Records from a collection:
◆ ◆ ◆ ◆ ◆ ◆ ◆

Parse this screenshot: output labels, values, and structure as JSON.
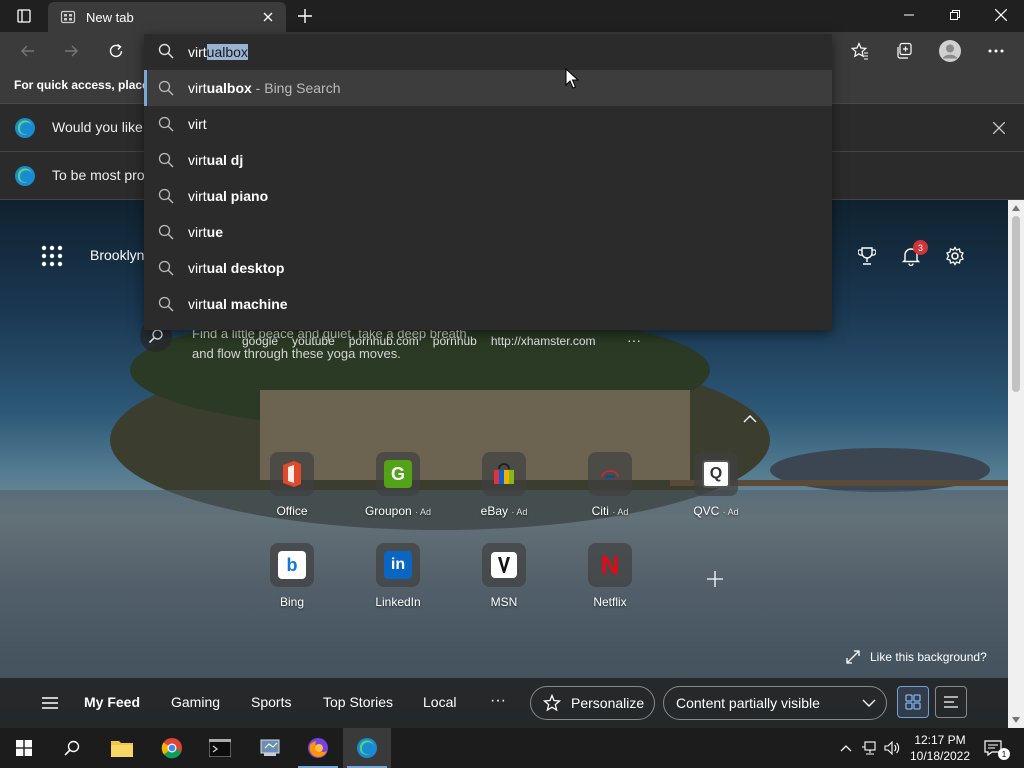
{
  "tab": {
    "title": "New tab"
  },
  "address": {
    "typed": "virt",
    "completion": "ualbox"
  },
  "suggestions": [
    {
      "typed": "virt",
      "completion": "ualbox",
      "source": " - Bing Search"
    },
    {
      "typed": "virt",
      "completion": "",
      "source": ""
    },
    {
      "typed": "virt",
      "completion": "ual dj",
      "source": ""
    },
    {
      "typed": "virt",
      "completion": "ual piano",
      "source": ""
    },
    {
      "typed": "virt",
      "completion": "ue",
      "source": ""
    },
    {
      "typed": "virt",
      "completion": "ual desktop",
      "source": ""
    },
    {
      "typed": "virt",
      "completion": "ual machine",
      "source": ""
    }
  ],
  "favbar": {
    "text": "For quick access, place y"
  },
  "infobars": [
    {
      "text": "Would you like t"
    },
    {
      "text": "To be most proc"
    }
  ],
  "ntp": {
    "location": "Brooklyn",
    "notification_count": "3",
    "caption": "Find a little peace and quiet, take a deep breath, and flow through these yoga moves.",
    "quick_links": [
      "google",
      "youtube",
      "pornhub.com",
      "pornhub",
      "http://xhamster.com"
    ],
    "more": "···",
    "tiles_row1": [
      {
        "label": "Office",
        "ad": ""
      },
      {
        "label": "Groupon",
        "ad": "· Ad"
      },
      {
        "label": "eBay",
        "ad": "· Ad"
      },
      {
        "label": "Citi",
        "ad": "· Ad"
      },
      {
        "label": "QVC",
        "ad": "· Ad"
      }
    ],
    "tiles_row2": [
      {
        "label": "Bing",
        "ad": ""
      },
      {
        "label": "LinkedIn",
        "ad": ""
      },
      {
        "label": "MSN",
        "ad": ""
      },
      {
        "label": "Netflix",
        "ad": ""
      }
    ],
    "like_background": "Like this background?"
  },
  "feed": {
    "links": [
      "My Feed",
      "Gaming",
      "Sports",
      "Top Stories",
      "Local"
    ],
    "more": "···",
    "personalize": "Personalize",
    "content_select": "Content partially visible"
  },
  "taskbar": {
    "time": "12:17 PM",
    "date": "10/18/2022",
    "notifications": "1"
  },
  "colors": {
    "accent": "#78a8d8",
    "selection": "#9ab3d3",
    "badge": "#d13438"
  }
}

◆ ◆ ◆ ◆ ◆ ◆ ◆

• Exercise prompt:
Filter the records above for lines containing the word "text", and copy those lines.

• Result for this exercise:
    "text": "For quick access, place y"
      "text": "Would you like t"
      "text": "To be most proc"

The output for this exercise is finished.